==== DATA FOR ANALYSIS ====
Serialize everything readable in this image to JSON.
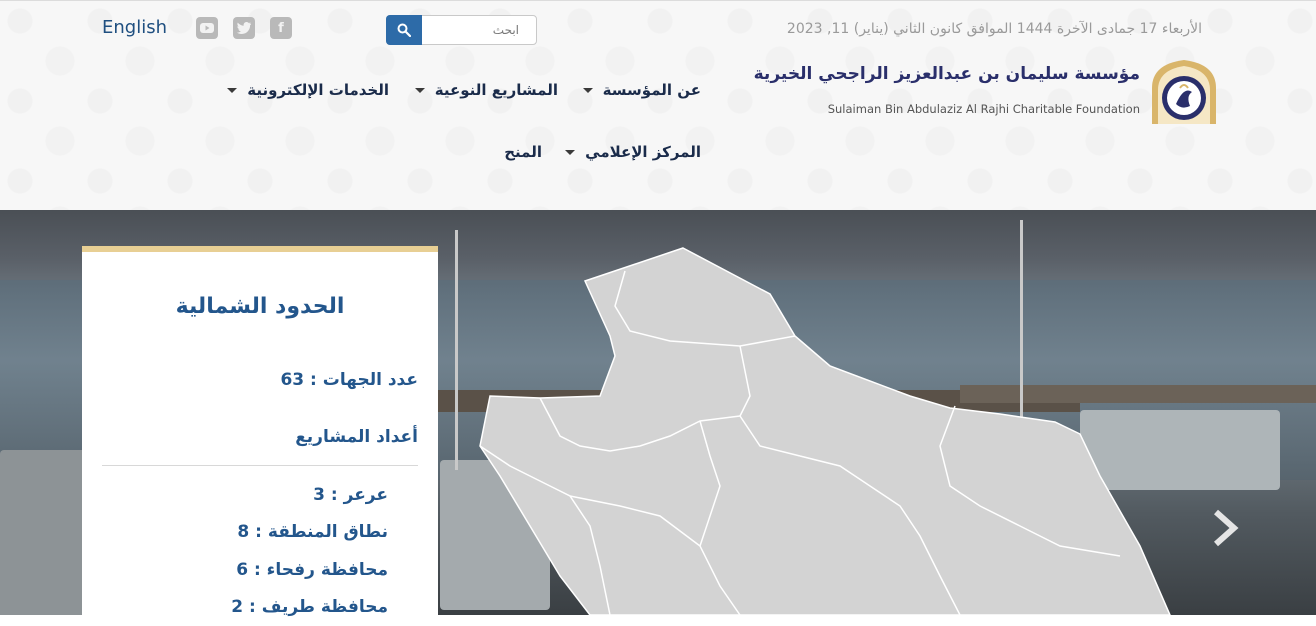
{
  "topbar": {
    "date": "الأربعاء 17 جمادى الآخرة 1444 الموافق كانون الثاني (يناير) 11, 2023",
    "search_placeholder": "ابحث",
    "language_link": "English",
    "social_icons": [
      "youtube-icon",
      "twitter-icon",
      "facebook-icon"
    ]
  },
  "logo": {
    "arabic_name": "مؤسسة سليمان بن عبدالعزيز الراجحي الخيرية",
    "english_name": "Sulaiman Bin Abdulaziz Al Rajhi Charitable Foundation"
  },
  "nav": {
    "items": [
      {
        "label": "عن المؤسسة",
        "dropdown": true
      },
      {
        "label": "المشاريع النوعية",
        "dropdown": true
      },
      {
        "label": "الخدمات الإلكترونية",
        "dropdown": true
      },
      {
        "label": "المركز الإعلامي",
        "dropdown": true
      },
      {
        "label": "المنح",
        "dropdown": false
      }
    ]
  },
  "panel": {
    "title": "الحدود الشمالية",
    "entities_count": "عدد الجهات : 63",
    "projects_heading": "أعداد المشاريع",
    "regions": [
      "عرعر : 3",
      "نطاق المنطقة : 8",
      "محافظة رفحاء : 6",
      "محافظة طريف : 2"
    ]
  },
  "colors": {
    "primary": "#23568c",
    "search_button": "#2d6ba8",
    "panel_accent": "#e8cf94",
    "map_fill": "#d3d3d3"
  }
}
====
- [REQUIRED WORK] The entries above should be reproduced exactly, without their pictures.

- [RESULT OF THIS EXERCISE]
Serialize everything readable in this image to JSON.
{
  "topbar": {
    "date": "الأربعاء 17 جمادى الآخرة 1444 الموافق كانون الثاني (يناير) 11, 2023",
    "search_placeholder": "ابحث",
    "language_link": "English",
    "social_icons": [
      "youtube-icon",
      "twitter-icon",
      "facebook-icon"
    ]
  },
  "logo": {
    "arabic_name": "مؤسسة سليمان بن عبدالعزيز الراجحي الخيرية",
    "english_name": "Sulaiman Bin Abdulaziz Al Rajhi Charitable Foundation"
  },
  "nav": {
    "items": [
      {
        "label": "عن المؤسسة",
        "dropdown": true
      },
      {
        "label": "المشاريع النوعية",
        "dropdown": true
      },
      {
        "label": "الخدمات الإلكترونية",
        "dropdown": true
      },
      {
        "label": "المركز الإعلامي",
        "dropdown": true
      },
      {
        "label": "المنح",
        "dropdown": false
      }
    ]
  },
  "panel": {
    "title": "الحدود الشمالية",
    "entities_count": "عدد الجهات : 63",
    "projects_heading": "أعداد المشاريع",
    "regions": [
      "عرعر : 3",
      "نطاق المنطقة : 8",
      "محافظة رفحاء : 6",
      "محافظة طريف : 2"
    ]
  },
  "colors": {
    "primary": "#23568c",
    "search_button": "#2d6ba8",
    "panel_accent": "#e8cf94",
    "map_fill": "#d3d3d3"
  }
}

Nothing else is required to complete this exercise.